- Admire art at the Isabella Stewart Gardner Museum In 1990, 13 pieces of art valued at $500 million were stolen from the museum and has never been recovered. Luckily, Isabella Stewart Gardner collected a multitude of master and decorative arts, which is viewable at this museum. The building’s architecture is stunning with a gorgeous courtyard at its center. Fun fact: if your name is Isabella, then you will receive free admission to the museum! The museum also offers free admission on your birthday.
- Treat yourself at the TAZA Chocolate Factory Learn how this delicious, Mexican treat is made right here in Boston! TAZA Chocolate is stone ground chocolate made from Mexican cocoa beans. Public tours are offered 7 days a week in their factory and reservations must be made in advance. While touring the inner workings of TAZA chocolate production, you’ll be able to taste free samples. Yum!
- Tour the Sam Adam’s Brewery You’ll find Sam Adam’s on tap in almost every bar in Boston so why not see how it’s made right here in the hub! You’ll walk through the brewery, learn about their traditional four-vessel brewing process, and discover the science behind their pint glass. At the end of the tour, you’ll be able to sample some Sam Adam’s beer in their beer hall. The best part - the tour is free!
- Learn more about Boston’s original girl bosses on the Women’s Heritage Trail Tour four centuries of Boston Women’s History on the Women’s Heritage Trail. The 7 different trails in various neighborhoods of Boston highlight more than 200 reputable Bostonian women, such as Abigail Adams, Louisa May Alcott, Amelia Earhart, and Phillis Wheatley. There are self-guided and regular tours and you may have to bundle up if touring in the winter! I recommend starting with the Beacon Hill self-guided tour since it is Boston’s quintessential neighborhood and located next to the Boston Common & Public Garden.
- Walk into the world at the Mapparium And I mean literally walk into it. The Mapparium is located at the Mary Baker Eddy Library and features a three-story, stained glass globe of the world. A walkway cut through the center of the globe giving you 360 degree views of the world as it looked in 1935.
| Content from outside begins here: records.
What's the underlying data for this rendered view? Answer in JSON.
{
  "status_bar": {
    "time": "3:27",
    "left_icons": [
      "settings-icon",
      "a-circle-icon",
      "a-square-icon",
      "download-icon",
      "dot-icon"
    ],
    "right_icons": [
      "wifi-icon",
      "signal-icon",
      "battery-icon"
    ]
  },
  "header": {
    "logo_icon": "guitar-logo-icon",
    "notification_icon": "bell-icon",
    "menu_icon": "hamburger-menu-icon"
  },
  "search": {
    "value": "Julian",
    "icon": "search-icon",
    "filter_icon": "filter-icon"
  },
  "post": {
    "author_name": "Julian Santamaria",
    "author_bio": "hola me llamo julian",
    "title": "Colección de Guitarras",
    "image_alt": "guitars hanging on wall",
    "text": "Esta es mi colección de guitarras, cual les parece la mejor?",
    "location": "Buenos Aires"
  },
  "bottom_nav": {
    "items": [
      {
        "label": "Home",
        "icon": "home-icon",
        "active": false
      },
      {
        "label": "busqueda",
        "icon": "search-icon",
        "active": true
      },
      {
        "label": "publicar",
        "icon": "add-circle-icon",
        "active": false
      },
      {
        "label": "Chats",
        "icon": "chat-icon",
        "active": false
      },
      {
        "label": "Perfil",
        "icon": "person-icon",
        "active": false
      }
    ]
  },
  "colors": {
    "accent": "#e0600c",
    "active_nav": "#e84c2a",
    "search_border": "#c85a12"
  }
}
- Return to 1775 at the Old North Church in the North End Many events in Boston sparked the start of the American Revolution, but the most important was the famous ride of Paul Revere from the Old North Church to Lexington. He warned the men of every town that “the British were coming” by sea which allowed them to be ready to fight in Lexington for the first battle of the Revolution.The church is free to enter and tour. Outside in the courtyard, you’ll find a statue of Paul Revere. The North End is now Boston’s Italian neighborhood and a gorgeous place to walk around. After you’ve filled up on history, indulge yourself even more with a cannoli from the famous Mike’s Pastry on Hanover Street.
Janet Mesh was born & raised in Boston and graduated from the University of New Hampshire with a degree in Communications, Marketing, and Women's Studies. Janet is a marketer, social media strategist, and blogger. She is the creator of the travel website, Far and Familiar. Janet is also an active member of The BOS Lady Project and is the chapter's Communications Coordinator. When she's not tweeting or blogging, you can find Janet cooking, developing her web design skills, practicing yoga, or traveling to a new country.